Montero had a 2.51 ERA, a strikeout-to-walk ratio of nearly 5-to-1, and a homer allowed every 22 innings in 64 career minor-league appearances. He’ll likely be capped at 190 innings, given the Mets' shutdown history, but let’s work off the idea that he pitches 150 really good innings in the major leagues. When we say really good, we’re thinking 12 wins and a 3.00 ERA. Best-case, that would make him a 3-WAR pitcher.

The bullpen comes together well

Terry Collins spoke of having a bullpen in which he could unleash multiple hard throwers in the seventh, eighth and ninth innings with the likes of Gonzalez Germen, Vic Black and Bobby Parnell, a la the 2013 Cardinals.

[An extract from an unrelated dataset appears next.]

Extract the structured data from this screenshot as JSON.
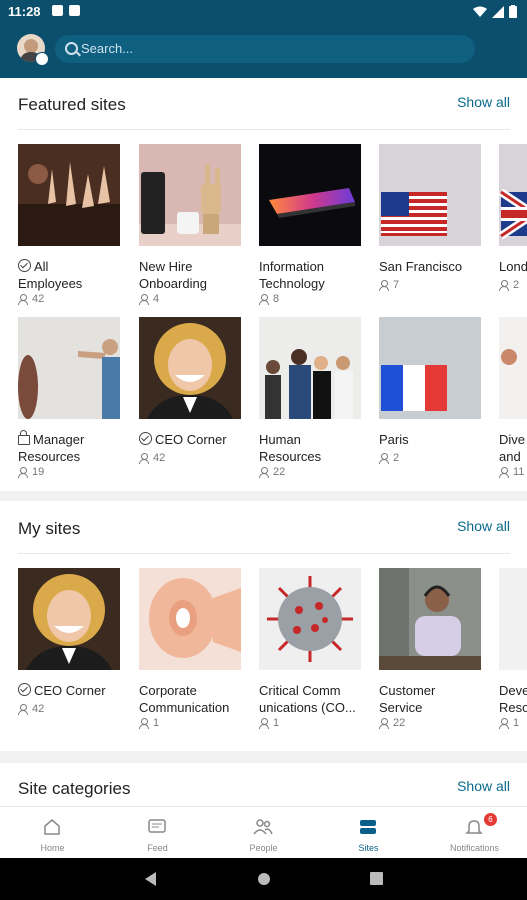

In fairness, there are no Carlos Martinez’s or Trevor Rosenthal’s in this mix. (Perhaps that would change if the Mets were willing to plug Noah Syndergaard into the role of eighth-inning guy, but that’s another subject for another time.) But let’s work off the idea that the Mets' bullpen fares well, or at least considerably better than the one that ranked 15th, 15th and 12th in the NL in ERA over the past three seasons.

In a best-case scenario, Parnell is fully healthy and Black progresses to the point of being a poor man’s David Robertson. Kyle Farnsworth channels the success that LaTroy Hawkins had in 2013, Carlos Torres picks up where he left off, and Scott Rice and Josh Edgin learn from their mistakes to become competent specialists.

The rest of the bullpen, with fill-ins such as Jeff Walters and Jeurys Familia, contribute a little here and a little there without causing too much damage. The entirety of the relief corps nets 4-WAR.

What are the chances? You tell us

One of the great things about spring training is the optimism that comes with the belief that this could be a good year for your team.

But we haven’t found that many believers heading into 2014.

Do you buy into our best-case scenario? Share your thoughts in the comments.